Mr. Kenrick was there employed in pastoral and literary labor; the "Catholic Herald," at the period of its highest reputation, was under his charge, and he wrote a number of translations and original works. He was also promoted to the rank of vicar general, and was consecrated bishop of Drasa in partibus infidelium, and coadjutor of St. Louis with right of succession, Nov. 30,1841. By the death of Bishop Rosati two years after (1843), Dr. Kenrick became bishop of St. Louis; and in 1847 he became the first archbishop of that city. At the commencement of his administration Bishop Kenrick found the finances of his diocese in a deplorable condition; but by skilful measures he gradually extricated the diocese from this situation, and finally rendered it one of the most flourishing in the United States in a financial point of view. The archbishop also received in 1858 a large bequest, which has enabled him to accomplish many beneficial enterprises. The hospital under the care of the sisters of charity, by his munificence, has been made free, and dispenses its benefits alike to all, without distinction of faith, creed, or color.

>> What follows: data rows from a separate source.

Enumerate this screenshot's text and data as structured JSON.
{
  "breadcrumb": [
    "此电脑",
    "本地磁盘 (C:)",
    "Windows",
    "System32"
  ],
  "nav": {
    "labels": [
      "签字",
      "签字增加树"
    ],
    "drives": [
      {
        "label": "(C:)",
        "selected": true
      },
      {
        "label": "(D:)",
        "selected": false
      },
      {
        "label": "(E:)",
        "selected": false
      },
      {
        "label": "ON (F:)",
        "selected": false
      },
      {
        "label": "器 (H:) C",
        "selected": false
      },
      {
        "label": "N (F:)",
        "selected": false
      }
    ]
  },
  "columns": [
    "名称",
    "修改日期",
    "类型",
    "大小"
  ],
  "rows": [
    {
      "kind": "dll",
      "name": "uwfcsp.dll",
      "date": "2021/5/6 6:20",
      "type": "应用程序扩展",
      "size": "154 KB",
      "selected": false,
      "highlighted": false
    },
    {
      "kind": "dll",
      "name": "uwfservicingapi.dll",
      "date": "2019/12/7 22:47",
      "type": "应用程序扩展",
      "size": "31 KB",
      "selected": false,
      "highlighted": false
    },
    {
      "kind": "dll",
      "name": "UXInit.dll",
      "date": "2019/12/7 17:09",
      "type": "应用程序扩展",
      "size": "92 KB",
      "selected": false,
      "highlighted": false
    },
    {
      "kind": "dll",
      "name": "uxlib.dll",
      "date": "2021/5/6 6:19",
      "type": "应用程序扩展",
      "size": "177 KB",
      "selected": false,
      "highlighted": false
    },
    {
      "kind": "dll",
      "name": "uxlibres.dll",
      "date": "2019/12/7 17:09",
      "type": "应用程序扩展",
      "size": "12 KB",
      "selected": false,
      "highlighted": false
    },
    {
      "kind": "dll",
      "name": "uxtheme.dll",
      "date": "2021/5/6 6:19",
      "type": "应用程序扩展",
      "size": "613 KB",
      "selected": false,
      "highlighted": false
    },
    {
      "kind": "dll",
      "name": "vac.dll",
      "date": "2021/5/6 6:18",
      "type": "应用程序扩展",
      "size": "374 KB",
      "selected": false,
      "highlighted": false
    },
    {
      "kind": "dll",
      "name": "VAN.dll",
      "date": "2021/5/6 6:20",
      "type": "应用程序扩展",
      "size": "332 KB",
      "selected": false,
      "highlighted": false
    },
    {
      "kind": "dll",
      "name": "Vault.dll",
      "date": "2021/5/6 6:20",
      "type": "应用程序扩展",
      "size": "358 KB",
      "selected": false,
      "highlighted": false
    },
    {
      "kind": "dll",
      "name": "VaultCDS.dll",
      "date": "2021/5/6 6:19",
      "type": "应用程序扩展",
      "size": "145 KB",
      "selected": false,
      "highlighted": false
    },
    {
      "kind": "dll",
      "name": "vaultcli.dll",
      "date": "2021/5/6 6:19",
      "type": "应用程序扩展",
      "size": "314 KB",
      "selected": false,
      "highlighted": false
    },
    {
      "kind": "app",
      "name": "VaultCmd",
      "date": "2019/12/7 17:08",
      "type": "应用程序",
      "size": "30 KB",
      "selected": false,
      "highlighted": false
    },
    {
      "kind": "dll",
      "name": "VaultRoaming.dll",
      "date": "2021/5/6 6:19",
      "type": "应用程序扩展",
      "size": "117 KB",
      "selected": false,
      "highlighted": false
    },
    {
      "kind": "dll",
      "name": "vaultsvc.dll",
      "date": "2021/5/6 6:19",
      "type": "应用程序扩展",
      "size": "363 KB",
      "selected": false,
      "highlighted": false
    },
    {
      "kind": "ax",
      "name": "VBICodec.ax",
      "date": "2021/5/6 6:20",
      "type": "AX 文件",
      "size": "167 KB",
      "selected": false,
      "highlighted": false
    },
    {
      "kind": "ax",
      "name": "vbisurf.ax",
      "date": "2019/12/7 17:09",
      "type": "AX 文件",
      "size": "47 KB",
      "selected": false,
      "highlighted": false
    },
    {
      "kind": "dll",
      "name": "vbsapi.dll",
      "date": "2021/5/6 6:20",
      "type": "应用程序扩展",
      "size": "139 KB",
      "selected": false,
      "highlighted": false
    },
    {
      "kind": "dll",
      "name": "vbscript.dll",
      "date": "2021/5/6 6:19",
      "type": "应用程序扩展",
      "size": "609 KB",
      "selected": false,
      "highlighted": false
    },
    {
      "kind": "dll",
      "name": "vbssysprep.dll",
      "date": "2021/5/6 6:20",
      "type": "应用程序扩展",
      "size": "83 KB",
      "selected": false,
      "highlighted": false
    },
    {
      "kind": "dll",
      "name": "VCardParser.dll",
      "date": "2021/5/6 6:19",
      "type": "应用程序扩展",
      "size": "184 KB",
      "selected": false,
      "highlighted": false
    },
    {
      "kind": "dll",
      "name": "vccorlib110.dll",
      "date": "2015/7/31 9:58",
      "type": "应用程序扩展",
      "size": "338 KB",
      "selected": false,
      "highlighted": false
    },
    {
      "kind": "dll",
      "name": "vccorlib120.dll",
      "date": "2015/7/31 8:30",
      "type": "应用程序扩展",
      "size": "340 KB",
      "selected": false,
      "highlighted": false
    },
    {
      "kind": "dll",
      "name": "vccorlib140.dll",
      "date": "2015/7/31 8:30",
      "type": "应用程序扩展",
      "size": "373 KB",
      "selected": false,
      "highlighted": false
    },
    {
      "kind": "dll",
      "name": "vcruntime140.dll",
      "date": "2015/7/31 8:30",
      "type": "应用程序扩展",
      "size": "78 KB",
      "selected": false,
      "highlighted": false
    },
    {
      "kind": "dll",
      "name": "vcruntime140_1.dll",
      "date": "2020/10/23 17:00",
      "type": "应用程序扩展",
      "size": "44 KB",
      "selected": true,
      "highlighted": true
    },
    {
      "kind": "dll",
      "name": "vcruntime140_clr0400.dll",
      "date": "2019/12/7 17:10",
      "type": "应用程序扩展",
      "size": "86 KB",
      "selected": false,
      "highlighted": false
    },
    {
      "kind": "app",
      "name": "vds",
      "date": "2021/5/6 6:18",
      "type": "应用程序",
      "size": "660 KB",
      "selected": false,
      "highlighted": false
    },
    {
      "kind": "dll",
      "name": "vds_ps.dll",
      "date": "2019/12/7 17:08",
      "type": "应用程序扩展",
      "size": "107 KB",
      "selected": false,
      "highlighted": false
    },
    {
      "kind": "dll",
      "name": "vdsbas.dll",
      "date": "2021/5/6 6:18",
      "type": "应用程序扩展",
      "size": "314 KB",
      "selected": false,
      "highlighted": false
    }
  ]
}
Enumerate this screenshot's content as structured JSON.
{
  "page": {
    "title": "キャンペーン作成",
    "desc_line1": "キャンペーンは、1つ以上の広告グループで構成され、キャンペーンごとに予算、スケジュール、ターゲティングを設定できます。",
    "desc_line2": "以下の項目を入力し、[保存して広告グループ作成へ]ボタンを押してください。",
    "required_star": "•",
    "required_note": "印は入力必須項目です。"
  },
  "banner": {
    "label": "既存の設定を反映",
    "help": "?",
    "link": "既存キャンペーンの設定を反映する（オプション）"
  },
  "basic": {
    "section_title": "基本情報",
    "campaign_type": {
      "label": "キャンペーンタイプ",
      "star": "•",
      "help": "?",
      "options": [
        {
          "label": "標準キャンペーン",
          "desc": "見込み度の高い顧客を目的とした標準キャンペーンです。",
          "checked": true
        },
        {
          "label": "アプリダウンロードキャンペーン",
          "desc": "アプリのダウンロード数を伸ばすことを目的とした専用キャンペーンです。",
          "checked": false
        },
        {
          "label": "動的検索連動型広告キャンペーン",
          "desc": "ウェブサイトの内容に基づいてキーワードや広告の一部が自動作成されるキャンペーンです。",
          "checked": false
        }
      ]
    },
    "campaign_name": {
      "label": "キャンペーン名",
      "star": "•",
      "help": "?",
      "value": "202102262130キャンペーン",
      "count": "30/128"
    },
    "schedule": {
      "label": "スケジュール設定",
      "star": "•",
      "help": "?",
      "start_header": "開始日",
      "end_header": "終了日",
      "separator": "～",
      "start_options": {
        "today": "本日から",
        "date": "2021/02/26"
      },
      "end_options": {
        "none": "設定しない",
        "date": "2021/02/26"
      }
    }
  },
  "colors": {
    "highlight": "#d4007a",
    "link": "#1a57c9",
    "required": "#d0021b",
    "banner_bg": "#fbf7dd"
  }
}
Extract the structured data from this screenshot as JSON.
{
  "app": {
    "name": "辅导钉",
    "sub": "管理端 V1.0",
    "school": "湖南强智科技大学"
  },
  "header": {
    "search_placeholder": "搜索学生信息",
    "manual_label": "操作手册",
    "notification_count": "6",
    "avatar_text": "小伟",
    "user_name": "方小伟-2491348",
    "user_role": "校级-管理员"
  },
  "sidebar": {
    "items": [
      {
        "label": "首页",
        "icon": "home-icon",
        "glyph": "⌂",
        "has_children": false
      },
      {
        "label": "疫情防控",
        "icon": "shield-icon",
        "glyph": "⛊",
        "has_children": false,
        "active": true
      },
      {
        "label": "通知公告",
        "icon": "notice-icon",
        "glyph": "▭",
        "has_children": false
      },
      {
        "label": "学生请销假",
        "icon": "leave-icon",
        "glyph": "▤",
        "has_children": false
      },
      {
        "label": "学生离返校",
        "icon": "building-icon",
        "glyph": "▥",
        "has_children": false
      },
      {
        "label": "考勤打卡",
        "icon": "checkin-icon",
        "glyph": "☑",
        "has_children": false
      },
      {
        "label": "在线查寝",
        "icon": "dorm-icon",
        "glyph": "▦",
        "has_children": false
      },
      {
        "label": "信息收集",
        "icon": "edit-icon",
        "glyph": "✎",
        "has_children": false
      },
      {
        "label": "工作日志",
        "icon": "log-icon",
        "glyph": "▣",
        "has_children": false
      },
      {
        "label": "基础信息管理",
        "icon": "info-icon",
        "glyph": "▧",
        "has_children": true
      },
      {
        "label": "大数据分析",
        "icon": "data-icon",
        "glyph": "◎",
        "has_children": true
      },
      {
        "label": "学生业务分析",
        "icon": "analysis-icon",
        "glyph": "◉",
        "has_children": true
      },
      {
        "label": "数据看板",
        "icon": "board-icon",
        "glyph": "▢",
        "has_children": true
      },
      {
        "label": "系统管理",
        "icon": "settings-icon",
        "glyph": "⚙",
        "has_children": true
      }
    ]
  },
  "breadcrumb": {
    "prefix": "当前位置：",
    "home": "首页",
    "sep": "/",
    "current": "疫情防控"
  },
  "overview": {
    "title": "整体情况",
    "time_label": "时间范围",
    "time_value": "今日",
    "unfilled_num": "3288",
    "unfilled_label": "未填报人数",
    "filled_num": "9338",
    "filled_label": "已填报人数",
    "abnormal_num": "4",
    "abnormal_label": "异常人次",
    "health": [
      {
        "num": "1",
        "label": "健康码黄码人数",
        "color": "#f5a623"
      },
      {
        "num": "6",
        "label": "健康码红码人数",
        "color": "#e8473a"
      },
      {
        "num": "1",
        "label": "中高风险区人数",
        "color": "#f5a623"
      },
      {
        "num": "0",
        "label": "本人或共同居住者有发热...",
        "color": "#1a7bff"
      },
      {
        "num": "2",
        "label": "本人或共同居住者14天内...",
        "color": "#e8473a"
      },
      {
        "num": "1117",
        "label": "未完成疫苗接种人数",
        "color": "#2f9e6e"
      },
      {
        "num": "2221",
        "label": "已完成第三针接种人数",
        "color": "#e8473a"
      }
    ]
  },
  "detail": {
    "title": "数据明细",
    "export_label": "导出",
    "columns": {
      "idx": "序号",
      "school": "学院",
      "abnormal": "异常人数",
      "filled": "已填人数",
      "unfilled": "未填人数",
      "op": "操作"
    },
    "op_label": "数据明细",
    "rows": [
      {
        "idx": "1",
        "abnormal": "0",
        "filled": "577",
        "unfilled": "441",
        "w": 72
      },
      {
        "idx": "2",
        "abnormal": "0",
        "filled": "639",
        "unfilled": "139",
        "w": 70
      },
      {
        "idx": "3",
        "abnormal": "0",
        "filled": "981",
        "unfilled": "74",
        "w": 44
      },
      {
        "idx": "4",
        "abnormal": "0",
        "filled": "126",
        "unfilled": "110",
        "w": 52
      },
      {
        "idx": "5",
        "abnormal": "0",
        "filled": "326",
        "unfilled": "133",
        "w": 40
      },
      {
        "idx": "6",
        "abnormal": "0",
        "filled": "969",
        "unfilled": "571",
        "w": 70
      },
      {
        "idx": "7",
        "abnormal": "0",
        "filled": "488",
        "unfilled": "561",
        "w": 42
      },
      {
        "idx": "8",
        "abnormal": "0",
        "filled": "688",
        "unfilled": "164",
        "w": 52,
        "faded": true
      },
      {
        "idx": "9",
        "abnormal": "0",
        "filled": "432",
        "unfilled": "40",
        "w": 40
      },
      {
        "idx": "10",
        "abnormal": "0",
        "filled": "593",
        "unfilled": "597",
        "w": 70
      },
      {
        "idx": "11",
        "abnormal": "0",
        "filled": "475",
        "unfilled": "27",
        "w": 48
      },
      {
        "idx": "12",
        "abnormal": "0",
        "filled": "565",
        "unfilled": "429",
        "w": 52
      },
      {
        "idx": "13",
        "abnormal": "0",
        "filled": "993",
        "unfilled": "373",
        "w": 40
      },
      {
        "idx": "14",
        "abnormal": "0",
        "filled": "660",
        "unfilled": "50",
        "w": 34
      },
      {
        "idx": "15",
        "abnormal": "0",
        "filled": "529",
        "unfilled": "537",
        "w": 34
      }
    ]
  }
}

The orphanage of St. Philomena, the convents of the Visitation and the Good Shepherd, and numerous other institutions either of charity or education, attest the prosperity of the church under his government. He has adorned the environs of St. Louis with a cemetery which in beauty and extent of the grounds is one of the finest in the world. Archbishop Kenrick was present at the Vatican council, and was one of the foremost of the American prelates in maintaining the inopportuneness of defining the doctrine of papal infallibility. The speech which he had prepared was published in Naples in 1870, and in New York in 1872. He however acquiesced in the definition, and promulgated it, together with the other decrees of the council, in his diocese. Besides a number of translations, and editions of devotional works, he has published "The Holy House of Loreto, or an Examination of the Historical Evidence of its Miraculous Translation" (12mo), and "Anglican Ordinations" (8vo). The latter work elicited several rejoinders; by Roman Catholics it is generally regarded as conclusive in the controversy.